What a blessing it was to learn STEP. The use of consequences for those repeated but minor infractions gave me the proper tool to deal with those things before they became a major source of my frustration-- and yelling.
Learning how to use "I-messages" to let my kids know when I felt disrespected or frustrated helped me head off the full-blown, I've-had-it-up-to-here tirades.
And gentle, sensible reflective listening helped me show my kids that their concerns were important to me-- as well as modeling to them how to be a good listener.
It's daily work, even for a family like mine which has practiced STEP for over 12 years. The little struggles, disappointments, and frustrations of family life can sometimes get the better of us. But STEP works for me every time I use it.
More reinforcements for the parenting ideas taught by STEP: failure, freedom, and focus on the important stuff.
John O'Sullivan is a professional soccer player and youth coach who believes the current approach to youth soccer not only overlooks the best talent for the future of the sport, but actively undermines the love of the sport and the ability to create deep talent pools of kids who are passionate about playing.
His cautionary tale is one of a kid who gained a spot on a Danish youth soccer squad only because they were desperate to fill the ranks of the new club being formed. Not one coach associated with the team thought the kid had any talent or future whatsoever.
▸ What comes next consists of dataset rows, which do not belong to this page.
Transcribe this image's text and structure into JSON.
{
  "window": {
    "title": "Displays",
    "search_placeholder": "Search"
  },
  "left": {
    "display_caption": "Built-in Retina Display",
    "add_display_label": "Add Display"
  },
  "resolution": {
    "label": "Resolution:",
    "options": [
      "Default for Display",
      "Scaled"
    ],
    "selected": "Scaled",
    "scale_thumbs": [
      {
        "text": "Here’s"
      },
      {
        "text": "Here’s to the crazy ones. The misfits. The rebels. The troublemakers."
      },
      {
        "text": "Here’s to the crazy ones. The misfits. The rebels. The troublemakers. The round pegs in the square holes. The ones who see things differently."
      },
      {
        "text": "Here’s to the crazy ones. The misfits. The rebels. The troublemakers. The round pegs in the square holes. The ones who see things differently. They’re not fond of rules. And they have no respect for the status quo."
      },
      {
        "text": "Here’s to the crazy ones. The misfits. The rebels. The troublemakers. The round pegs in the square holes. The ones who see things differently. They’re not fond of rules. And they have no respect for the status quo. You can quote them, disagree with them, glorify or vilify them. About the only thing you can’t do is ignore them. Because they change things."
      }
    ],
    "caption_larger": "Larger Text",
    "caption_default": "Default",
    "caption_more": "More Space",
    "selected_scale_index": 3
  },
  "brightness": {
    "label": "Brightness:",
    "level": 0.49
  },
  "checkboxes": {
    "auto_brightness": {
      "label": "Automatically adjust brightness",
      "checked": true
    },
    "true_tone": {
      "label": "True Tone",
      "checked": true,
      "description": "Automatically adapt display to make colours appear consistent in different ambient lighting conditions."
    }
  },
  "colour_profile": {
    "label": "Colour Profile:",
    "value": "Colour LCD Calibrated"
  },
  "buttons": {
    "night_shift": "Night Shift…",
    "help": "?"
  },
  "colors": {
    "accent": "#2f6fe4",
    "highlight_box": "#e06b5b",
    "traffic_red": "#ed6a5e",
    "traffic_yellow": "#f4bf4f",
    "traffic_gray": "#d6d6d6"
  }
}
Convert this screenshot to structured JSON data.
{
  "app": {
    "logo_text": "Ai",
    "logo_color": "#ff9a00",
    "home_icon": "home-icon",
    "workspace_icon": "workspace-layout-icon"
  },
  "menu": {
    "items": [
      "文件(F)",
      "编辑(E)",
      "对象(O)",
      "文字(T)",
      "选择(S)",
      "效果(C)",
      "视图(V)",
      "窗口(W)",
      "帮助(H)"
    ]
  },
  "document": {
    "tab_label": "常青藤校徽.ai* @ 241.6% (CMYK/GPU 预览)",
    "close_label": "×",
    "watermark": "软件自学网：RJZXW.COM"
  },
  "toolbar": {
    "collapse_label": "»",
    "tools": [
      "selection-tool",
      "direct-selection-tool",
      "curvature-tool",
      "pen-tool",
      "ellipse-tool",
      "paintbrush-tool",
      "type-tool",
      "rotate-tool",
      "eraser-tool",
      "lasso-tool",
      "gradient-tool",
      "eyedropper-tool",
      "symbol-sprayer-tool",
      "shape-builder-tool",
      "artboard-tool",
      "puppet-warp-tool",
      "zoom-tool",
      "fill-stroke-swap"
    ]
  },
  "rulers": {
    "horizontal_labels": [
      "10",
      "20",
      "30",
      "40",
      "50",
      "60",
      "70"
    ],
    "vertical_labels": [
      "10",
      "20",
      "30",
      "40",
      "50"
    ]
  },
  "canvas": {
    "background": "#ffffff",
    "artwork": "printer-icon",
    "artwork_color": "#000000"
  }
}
Six years later that kid was the starting center back in Denmark's World Cup match in South Africa.
Here are some excerpts from a recent article, explaining what Coach O'Sullivan recommends:
Focus the vast majority of time on technical development, especially comfort on the ball, with as many players as possible through U-12. This is what STEP endorses in terms of behavior-focus, as opposed to critiquing the individual.
Identify your weaker technical players and give them the best coaching, helping them catch up to the strong ones to build deeper player pools.Kids need encouragement to do their best. And we need to help them to do their best-- not anyone else's idea of their best. Unleashing that passion with encouragement, we're often surprised at the outcome.
Through U-12, keep no standings, play for no state championships. Instill a love of the game, and let the games belong to the kids. Let them fail, let them figure out how to solve problems instead of solving them for them (that means you too, parents). Give them the game! Self-explanatory.
EDUCATION for coaches! We have a ton of licensed “professional” coaches who know little about child development, child psychology, and effective educational tools. We need to provide more avenues for learning, as well as environments where they are allowed to develop players instead of focusing on winning. As with STEP, focusing on the end point, such as grades, not only misses the point but undermines the effort to get to that end. Kids can achieve grades easily enough, under pressure. Cheating for instance. That will not develop the knowledge nor the wisdom that knowledge is meant to engender. It also catches kids up in the deception: I'll pretend I'm learning, you pretend you care about anything but the report card.
EDUCATION for parents! Yelling constant instructions from the sideline, pushing your kids to your own goals instead of theirs, harassing them on the ride home after games, and inadvertently or not,tying your love of your kids to their sporting outcomes is ruining a generation of young athletes. Yes, its the norm, but it is completely wrong! When parents sign a kid up for youth soccer, they, too, should be enrolled in ongoing education.We need to teach parents how to help, instead of telling them to step aside and leave it to the pros. Sign up for a STEP class! Yelling, telling, berating-- all these do is undermine your relationship with your child and make them angry and discouraged. Firmness with kindness, discipline with high expectations-- these techniques will bring out the best in your child. And ultimately in you.